It was whilst we were on location at Place Farmhouse in Sussex to shoot the images for one of our interiors look books, that we all fell in love with white on white interiors. We’re not talking minimal here. It’s all about creating a calm, simple space that’s cosy yet uncluttered. Contemporary and pared down but with timeless touches such as vintage linens, ceramics and weathered wood.
Five ways to get the white on white look:
1 Use chalky paint in whites or soft greys to create a light palette on walls, floors and old furniture. Perfect for painting furniture is Annie Sloan Chalk paint as it will go on top of almost anything without needing primer first. I have recently heard good things about Rustoleum Chalky White Furniture Paint, which costs a lot less than Annie Sloan, so I’ll keep you posted as I intend to try this out for my next upcycling project! One tip I was given to vary or soften the colour to get closer to the exact shade you want is to buy a larger tin of the white shade and add in a tester pot of another colour. I was looking to create a soft dover grey, so added a dark grey tester pot to a full size white paint and, after mixing well, I was very happy with the end result. Be creative and don’t be afraid to do your own thing!
2 Texture and contrast stops plain white becoming too plain or cold.
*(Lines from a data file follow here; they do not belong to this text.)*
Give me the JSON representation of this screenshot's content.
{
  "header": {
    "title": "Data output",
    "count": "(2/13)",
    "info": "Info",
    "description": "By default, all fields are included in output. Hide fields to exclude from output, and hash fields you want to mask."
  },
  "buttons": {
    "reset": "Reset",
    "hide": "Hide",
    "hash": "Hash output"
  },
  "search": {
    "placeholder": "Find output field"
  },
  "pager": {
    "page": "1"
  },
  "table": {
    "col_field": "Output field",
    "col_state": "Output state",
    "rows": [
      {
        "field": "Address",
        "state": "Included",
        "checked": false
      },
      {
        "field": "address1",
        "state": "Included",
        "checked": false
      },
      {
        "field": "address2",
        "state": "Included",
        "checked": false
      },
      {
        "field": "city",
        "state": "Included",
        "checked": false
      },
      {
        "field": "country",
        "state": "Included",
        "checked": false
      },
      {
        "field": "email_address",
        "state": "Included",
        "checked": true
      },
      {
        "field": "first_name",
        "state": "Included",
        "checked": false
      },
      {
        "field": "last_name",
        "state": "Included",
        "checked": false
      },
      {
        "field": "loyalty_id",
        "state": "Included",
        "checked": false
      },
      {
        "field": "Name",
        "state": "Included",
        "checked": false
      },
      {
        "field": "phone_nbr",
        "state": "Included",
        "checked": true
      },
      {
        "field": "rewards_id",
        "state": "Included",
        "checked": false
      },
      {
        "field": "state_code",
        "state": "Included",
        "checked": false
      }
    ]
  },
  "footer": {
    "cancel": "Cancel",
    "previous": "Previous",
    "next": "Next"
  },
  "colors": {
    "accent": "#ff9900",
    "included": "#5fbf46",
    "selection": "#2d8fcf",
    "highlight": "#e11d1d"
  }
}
Try adding chunky knits in soft fabrics, weathered wood (you can whitewash if you feel like it, with watered down whitish paint), vintage zinc containers and white textured ceramics. Car boot sales and junk shops can yield amazing vintage treasures if you have the patience to look through the rubbish to find the hidden treasures.
3 Don’t use the same shade of white throughout – vary it with tones of grey or milkier whites to create variety. I wouldn’t advise going for Brilliant White as this is quite a harsh, bluey white and can feel very cold and flat.
4 Wirework, vintage or new, works well with this sort of interior – use to store anything that looks good on display – I like to fill various wirework baskets I have picked up with lemons, eggs, magazines or whatever takes my fancy. I have been known to use them to store white loo rolls in the bathroom too.
5 Try the ‘dipping’ technique rather than painting all over. Vintage finds such as side tables, chairs and stools can look really cool with just the legs, top or partial legs painted. That way you also get the added contrast of the wood colour too. The key to achieving the ‘dipped’ look is to carefully use masking tape at the same height on the legs you’re painting to achieve an even, neat line. Here’s a white-dipped chair I painted a little while ago now that I picked up for next to nothing from a junk shop. I just made sure that I placed masking tape in exactly the right place – same level and very even – before painting the legs with leftover white chalk furniture paint.
Check out our pinterest board for more White on White interiors inspiration: